On February the 2nd it is Time to Talk day 2017. I think this is a great initiative. I know it’s been running for a few years now and I really hope that each year more and more people speak up about their mental health because we all have mental health. Just like our physical health, our mental health can be good, or not so good and it will vary. Just like our physical health, we might suddenly find ourselves in a situation with our mental health that was previously unthinkable. Very suddenly everything can change but the world still turns, the people around you still go on, and you can be left wondering.. how could this have happened to me? I’m not like that… Just like with our physical health there are risk factors in mental health – you probably know that being overweight increases your risk of diabetes, but, have any of us really stopped to consider just how that person with mental illness arrived there? I wonder what they were struggling with for the illness to begin. I suppose it’s easier for us to think of those suffering from mental illness as weak, sensitive flowers because it means that we can reassure ourselves that it will never be us. Until it is. And then…what?

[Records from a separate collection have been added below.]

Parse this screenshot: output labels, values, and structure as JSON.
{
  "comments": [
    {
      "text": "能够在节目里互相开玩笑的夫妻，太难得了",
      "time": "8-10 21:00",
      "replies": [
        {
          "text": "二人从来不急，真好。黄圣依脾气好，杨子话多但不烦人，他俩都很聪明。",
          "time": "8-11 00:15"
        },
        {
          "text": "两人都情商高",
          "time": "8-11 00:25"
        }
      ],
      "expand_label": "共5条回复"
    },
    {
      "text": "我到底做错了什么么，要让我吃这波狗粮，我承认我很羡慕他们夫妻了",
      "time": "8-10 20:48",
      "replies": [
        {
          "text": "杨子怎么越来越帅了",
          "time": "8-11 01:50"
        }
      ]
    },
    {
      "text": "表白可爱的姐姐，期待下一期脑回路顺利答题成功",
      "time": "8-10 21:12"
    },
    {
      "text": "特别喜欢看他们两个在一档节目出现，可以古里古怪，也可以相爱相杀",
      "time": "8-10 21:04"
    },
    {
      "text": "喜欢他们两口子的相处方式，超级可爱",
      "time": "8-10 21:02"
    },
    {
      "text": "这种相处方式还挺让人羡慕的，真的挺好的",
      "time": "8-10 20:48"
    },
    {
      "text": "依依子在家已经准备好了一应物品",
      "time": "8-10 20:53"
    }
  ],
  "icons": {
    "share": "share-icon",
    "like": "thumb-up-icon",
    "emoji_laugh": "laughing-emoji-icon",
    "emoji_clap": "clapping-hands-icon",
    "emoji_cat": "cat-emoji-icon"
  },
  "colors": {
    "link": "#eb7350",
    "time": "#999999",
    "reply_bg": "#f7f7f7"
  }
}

Over the last few years I’ve noticed more people speaking openly about depression and anxiety and it’s brilliant. Even men, a group that speaking about their mental health is almost forbidden (sensitive flowers right?). This is awesome…but… (I’m sorry there’s a but) I want us to talk more. I want us to start being able to share some of of the more (perceived) frightening aspects of mental illness. I think they’re frightening because they are so mysterious, shrouded in hearsay, misinformation and sensationalism. Let’s name some of these bogeymen: suicide; self-harm; hallucinations; hearing voices; psychosis; dissociation; flashbacks; delusions.
I don’t work anymore. That came as a huge surprise to me. I never imagined that would be me. I used to be a research scientist for a major pharmaceutical company – intercontinental conference calling, symposiums, shares and benefits. Then I retrained as a science teacher and I was successfully climbing the career ladder with the aim of being a head of chemistry and a lead teacher. See? Normal. Doing life and doing pretty well at it but the risk factors were there. Without realising what I was doing I actually fought mental illness all my life and then, and I don’t know how it happened really, everything changed. I tried to kill myself. Now I’m at home I get to catch up on a lot of TV (no, not lucky me). There’s a lot of crime stuff on during the day. Know who the baddies are? Yeah, they usually have mental illness and are suffering with the bogeymen. But, you see, this is my point – I’ve experienced a few of those bogeymen symptoms and I’m as dangerous as a wet tea bag (i.e. not very). People would know that if I could talk to them about it.
Very few people in my life know that I tried to kill myself. Even fewer know about the self-harm. My husband and I haven’t even spoken about it. I keep meaning to. He must see the cuts but then I hide them so well I wonder if he does know. How do I tell someone who loves me that I deliberately take a knife to myself? I don’t know but it’s definitely time to talk, seriously, because self-harm is a very real and troubling part of my mental illness. This leads me to another massive misconception about mental illness – that it is attention seeking. Are you kidding me?! Attention seeking?! Ha! Right. No, that’s the kind of attention I can do without ta. People being afraid of me, thinking I’m crazy (which I am but it’s ok)?! No, no,no! Attention seeking. Wow. I’m not saying people don’t ever look for some sort of concern or help and that can be in really messed up ways but that’s mental illness for you – it can make rational thought kind of difficult sometimes!
My diagnoses are borderline personality disorder (BPD) and complex post traumatic stress disorder (cPTSD). I’d never even heard of BPD so I googled it. It’s a heartbreaking and damning read: attention seeking, manipulative, liars. Difficult to love? Aggressive or violent? Hand on heart I will tell you that those particular traits do not apply to me (well, maybe I’m hard to love I dunno) but imagine what people will think of me when I tell them that I have BPD (that they’ve probably never heard of) and if they go so far as to google it? Yeah. So it’d be really great to be able to talk about it, to let them know the truth; what I struggle with and how I manage it and why I’m still me. Then there’s the cPTSD bit. This tells people that I have something awful in my past. They don’t want to ask for fear of upsetting me and I don’t tell them because I know it will upset them (been there, done that, sat through the awkwardness).
No one knows what to say but, you know what, that’s OK. This stuff is complicated. It’d be a lot easier if we could talk about it so that’s what I’m saying: it’s time to talk about the scary (not really!) stuff too. Oh, and I want to make clear that I am absolutely not minimising depression and anxiety. I find the depression the worst part of my illness. It’s brutal and can be life-threatening, as anxiety can be too. These conditions have a continuum and if your depression/anxiety is classed as mild then it is still an illness and you have every right to receive the correct treatment. You deserve empathy and understanding. So, no matter how your mental health is faring currently do make time to talk. Please.
From a crazy, wet teabag x